With investing, pre-commitment can be as simple as deciding to save more tomorrow, or, a commitment to aligning your resources together in a way that helps you achieve your financial goals.

For example, if one of your financial objectives is retirement, acknowledging this goal and committing resources to achieving this objective is a powerful tool. This is a long term objective—even if you are near retirement, chances are you have many years in retirement to plan for as well. Pre-committing resources to achieve this specific goal will better allow you to weather the ups and downs of investing as they come and stick with your strategy.

At Cordant, pre-commitment is part of our “Integration” process. This step involves uniting all your financial resources together into a coherent strategy to achieve your goals (or “sacred task”). By pre-committing to integrate your investment strategy with your financial goals, you are more likely think long-term and take the appropriate actions to achieve them.

3. Quantify

The last strategy to control emotion is to quantify your behavior.

In “Willpower,” Baumeister exemplifies behavioral quantification through the metaphor of video games. Specifically, how is it that can someone can improve their skill at a particular game so rapidly? He found two things were important: feedback and comparison.

Feedback

Feedback is one of the most important tools we have to let us know whether we are on track, and whether we are improving or getting worse.

pacmanIn the context of video games, feedback is usually instant and clear. Take Pac-Man for example. Your either eat all the pellets and move on to the next level, or you’re killed by one of your four ghostly enemies (Blinky, Pinky, Inky and Clyde). This instant feedback forces one to quickly modify behavior in order to be more successful.

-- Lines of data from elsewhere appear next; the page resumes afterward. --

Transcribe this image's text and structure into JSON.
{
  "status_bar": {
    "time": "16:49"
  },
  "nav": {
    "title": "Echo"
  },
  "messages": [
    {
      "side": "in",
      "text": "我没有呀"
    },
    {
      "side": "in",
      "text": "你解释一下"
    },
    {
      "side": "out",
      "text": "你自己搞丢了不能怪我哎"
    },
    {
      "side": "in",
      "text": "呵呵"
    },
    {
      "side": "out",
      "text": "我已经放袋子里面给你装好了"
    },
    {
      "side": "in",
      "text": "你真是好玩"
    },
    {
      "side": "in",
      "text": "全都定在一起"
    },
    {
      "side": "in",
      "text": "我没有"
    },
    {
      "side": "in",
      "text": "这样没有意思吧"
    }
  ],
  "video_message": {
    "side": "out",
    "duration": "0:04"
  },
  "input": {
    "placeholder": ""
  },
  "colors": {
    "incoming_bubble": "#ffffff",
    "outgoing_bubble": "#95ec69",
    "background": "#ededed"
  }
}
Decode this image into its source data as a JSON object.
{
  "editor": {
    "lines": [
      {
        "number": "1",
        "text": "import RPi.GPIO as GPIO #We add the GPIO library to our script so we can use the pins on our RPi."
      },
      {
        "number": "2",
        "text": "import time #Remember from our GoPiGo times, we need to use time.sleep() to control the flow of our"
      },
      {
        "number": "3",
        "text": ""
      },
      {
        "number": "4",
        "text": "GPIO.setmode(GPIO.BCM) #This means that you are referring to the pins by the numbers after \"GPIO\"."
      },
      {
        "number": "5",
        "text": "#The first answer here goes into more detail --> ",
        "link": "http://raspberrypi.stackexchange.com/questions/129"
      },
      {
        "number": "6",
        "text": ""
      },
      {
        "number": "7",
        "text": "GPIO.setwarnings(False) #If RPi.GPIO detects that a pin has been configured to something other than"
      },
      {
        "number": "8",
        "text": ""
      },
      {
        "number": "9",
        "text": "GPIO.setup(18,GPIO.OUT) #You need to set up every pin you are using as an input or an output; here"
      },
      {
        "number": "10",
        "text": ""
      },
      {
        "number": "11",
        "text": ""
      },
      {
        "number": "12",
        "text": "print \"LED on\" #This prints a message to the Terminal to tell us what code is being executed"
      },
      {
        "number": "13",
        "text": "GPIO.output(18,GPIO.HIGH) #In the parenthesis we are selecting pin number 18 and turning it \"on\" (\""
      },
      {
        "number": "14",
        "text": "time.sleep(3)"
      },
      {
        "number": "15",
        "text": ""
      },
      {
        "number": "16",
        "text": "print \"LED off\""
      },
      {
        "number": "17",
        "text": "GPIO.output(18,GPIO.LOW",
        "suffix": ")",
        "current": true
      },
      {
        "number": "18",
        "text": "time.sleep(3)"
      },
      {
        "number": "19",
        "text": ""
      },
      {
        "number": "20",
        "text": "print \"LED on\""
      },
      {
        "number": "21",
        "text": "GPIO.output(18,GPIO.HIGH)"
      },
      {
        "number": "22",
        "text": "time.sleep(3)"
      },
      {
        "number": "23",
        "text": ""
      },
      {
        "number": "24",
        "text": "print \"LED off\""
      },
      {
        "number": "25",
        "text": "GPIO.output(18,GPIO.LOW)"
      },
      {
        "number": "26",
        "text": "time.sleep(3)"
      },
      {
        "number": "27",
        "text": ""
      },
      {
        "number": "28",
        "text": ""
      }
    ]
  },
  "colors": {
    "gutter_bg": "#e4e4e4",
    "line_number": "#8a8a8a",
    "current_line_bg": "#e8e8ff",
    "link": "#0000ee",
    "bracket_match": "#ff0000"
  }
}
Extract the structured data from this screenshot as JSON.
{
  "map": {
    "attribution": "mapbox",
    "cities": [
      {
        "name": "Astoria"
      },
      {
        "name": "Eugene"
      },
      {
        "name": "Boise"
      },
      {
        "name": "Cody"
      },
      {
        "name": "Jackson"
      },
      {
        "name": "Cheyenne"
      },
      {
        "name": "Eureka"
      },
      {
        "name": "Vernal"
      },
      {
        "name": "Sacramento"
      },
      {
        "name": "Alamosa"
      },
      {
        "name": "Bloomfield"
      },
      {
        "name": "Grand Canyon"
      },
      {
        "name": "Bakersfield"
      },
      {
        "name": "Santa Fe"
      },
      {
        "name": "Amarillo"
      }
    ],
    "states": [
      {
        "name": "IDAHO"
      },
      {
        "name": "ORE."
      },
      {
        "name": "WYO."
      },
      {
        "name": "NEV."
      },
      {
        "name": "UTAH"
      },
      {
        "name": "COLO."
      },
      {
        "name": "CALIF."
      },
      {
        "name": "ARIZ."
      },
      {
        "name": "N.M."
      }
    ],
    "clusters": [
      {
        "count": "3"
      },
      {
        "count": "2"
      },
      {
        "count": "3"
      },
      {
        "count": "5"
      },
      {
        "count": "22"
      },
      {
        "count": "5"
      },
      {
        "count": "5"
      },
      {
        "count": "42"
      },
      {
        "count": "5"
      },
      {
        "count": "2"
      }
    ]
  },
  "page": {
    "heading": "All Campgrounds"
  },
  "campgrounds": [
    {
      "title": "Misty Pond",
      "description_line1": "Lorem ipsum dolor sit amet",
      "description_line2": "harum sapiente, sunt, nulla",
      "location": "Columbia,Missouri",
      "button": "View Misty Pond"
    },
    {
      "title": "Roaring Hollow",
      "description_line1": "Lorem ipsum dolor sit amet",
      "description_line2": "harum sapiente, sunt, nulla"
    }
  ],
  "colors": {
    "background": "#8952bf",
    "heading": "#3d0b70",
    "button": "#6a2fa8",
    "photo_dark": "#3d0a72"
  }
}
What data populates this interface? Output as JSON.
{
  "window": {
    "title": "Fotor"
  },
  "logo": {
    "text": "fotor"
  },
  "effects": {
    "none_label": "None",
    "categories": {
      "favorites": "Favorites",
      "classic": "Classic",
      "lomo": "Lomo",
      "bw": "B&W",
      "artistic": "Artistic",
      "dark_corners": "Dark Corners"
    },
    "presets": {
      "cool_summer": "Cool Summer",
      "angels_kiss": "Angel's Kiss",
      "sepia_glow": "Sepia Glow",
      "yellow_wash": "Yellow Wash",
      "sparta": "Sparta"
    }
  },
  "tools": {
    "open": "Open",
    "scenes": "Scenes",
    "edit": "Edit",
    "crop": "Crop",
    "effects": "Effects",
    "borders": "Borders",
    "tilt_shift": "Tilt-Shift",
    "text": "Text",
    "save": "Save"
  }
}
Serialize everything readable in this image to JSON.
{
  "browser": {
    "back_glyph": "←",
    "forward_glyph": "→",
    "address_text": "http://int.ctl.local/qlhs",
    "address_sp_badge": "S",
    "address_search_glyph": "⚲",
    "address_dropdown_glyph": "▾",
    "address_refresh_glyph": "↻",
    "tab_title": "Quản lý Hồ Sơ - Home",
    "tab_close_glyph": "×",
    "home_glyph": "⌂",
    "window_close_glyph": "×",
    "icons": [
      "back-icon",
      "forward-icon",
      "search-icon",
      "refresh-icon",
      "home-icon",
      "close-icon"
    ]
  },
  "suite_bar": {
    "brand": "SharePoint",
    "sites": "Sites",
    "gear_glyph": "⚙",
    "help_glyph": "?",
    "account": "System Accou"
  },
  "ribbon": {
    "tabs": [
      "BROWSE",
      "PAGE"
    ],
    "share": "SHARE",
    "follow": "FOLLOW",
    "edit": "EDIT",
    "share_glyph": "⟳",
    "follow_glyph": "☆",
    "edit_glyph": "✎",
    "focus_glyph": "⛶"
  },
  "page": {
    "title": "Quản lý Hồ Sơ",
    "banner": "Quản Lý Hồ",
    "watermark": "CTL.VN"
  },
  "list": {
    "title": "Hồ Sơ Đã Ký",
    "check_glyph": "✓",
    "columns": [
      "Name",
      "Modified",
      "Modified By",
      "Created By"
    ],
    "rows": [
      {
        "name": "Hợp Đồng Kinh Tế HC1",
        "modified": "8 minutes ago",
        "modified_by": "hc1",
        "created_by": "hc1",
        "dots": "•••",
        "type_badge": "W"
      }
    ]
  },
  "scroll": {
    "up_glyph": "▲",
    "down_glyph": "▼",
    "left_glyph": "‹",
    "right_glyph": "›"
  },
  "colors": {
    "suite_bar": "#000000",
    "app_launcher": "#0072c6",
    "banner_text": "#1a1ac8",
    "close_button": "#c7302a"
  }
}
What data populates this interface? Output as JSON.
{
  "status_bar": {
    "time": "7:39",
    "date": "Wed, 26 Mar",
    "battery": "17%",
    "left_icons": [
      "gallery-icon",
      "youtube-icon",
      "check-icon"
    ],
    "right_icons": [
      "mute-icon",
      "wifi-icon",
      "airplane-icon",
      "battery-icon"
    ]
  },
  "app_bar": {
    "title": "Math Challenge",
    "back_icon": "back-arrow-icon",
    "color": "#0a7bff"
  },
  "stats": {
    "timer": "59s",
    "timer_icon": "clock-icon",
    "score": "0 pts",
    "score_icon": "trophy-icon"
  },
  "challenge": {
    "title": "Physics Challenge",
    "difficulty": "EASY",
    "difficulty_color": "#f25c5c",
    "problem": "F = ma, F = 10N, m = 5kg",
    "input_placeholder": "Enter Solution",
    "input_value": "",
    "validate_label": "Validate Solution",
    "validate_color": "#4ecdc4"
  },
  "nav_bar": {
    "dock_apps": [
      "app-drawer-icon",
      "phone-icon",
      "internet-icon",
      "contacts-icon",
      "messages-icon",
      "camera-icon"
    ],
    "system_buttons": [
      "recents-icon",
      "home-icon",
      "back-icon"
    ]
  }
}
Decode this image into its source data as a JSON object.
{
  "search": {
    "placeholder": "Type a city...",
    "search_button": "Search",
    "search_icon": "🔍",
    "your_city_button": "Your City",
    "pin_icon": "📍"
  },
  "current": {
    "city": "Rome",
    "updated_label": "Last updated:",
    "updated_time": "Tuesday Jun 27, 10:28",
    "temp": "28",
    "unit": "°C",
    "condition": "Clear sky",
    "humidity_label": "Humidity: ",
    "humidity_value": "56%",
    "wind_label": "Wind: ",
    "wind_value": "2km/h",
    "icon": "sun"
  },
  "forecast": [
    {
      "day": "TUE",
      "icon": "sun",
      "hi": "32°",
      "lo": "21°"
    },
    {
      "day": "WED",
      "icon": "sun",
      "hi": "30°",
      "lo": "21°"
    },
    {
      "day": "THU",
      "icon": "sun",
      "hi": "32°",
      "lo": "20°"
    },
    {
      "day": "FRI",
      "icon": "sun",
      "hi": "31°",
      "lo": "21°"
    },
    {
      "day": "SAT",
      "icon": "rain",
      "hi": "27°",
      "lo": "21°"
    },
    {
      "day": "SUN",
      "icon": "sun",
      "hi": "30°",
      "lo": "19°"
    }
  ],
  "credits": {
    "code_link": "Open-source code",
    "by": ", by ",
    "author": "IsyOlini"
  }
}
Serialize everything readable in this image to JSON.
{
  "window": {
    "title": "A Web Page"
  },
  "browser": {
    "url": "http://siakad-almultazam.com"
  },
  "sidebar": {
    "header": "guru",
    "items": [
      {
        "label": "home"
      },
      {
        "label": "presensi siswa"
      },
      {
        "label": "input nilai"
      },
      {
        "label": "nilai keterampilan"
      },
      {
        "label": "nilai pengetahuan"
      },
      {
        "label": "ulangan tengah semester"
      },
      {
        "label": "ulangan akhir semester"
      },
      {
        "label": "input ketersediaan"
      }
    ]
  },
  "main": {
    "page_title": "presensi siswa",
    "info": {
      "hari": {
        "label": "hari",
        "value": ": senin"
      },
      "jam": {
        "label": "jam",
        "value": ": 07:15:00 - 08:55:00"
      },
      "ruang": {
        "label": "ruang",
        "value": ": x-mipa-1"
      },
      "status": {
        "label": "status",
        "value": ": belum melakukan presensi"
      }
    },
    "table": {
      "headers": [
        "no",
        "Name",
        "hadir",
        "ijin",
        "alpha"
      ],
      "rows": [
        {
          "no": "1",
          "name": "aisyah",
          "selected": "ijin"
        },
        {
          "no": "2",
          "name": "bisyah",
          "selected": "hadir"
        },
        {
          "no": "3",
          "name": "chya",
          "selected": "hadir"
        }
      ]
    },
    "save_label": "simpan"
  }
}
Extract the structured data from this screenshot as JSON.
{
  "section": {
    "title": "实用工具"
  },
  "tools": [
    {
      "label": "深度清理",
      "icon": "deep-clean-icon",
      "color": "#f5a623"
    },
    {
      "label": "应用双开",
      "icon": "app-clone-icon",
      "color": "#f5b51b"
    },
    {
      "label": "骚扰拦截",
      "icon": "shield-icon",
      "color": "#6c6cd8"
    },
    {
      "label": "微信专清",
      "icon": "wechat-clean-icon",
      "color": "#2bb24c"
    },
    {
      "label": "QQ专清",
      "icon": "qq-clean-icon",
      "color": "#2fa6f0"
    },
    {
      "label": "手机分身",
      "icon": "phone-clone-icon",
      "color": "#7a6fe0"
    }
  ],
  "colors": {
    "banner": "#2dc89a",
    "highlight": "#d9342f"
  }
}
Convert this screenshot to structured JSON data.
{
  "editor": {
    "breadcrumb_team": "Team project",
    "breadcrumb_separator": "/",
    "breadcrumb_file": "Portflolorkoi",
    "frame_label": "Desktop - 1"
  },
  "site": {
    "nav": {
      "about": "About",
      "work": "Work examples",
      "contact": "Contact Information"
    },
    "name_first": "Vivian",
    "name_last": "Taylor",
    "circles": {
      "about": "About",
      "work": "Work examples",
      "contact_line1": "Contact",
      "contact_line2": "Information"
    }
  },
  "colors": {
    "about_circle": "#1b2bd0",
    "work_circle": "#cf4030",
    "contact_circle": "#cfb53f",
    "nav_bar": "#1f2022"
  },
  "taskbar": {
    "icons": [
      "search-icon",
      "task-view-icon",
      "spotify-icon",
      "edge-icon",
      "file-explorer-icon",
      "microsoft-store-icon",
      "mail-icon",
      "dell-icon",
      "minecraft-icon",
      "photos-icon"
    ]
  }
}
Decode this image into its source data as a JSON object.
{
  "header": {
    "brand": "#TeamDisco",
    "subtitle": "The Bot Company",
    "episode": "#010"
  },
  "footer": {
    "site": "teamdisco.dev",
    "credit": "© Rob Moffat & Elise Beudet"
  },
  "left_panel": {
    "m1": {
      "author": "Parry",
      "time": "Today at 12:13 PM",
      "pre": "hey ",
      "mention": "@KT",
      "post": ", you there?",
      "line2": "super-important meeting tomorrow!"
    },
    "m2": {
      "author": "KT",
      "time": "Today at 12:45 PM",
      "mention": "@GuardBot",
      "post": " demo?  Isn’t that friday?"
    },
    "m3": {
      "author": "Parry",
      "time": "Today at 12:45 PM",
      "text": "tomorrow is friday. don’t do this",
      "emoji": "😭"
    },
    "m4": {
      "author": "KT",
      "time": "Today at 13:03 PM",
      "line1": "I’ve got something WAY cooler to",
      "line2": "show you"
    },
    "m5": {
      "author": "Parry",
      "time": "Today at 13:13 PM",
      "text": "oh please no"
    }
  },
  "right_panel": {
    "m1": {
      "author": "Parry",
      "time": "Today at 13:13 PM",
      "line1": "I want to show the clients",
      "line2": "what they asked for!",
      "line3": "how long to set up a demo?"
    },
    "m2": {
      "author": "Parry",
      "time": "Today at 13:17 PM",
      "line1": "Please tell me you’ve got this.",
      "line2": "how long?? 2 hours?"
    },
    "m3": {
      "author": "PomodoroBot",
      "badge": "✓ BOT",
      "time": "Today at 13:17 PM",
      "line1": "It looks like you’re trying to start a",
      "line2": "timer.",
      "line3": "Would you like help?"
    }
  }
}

This process of getting quantifiable feedback is also important with investing. Looking at your 401k or brokerage statements once annually and then forgetting about it for the rest of the year is not ideal for two reasons: 1) A statement doesn’t incorporate all accounts, and 2) statements usually do a poor job of assessing performance over more than one year.

For example, an annual statement would not show if you are invested in a way that over many years does not provide returns consummate for the risk you bear—or, alternatively, if by not having a consolidated view of accounts you are taking on more or less risk than needed to achieve your goals.

Comparison

Comparison is also an important motivator in video games. At the each of each game, your score is compared to that of others who have played the game. This comparison lets you know how well you did, and how much room for improvement still exists.

With investing it’s important to compare yourself—not to other investors, but to your “Personal Benchmark.” How much return you are getting for the risk you take on? Does your investment performance align with your financial plan (i.e., “sacred task”)?

In the “Intention” step we define what financial success looks like for you. Now we need to measure and make sure we are on track.

This process of feedback and comparison is what we call the “Accountability” step at Cordant. Here we work with our clients to report on the entirety of their financial assets. With frequent review, we make sure they are getting the expected risk adjusted return, and that their investments are positioned in a way that supports their financial goals.

 

We hope these three strategies to overcome an emotional response to financial decisions are helpful. If you’d like to receive tips like this straight to your inbox, sign up to receive our free newsletter on the right.


For more details about how Cordant implements these strategies for our clients, give us a call at 503.621.9207 or email us today.


Click here for disclosures regarding information contained in blog postings.

Click here for disclosures regarding information contained in blog postings.
Cordant, Inc. is not affiliated or associated with, or endorsed by, Intel.

Published on February 10, 2015

Isaac Presley, CFA

Isaac Presley, CFA

Isaac Presley is Director of Investments for Cordant, a wealth management firm serving current and former Intel employees. To learn more, you can read Isaac's full bio.

Subscribe to our Blog

Intel Retirement Plan
Understanding the intel pension plan
New Call-to-action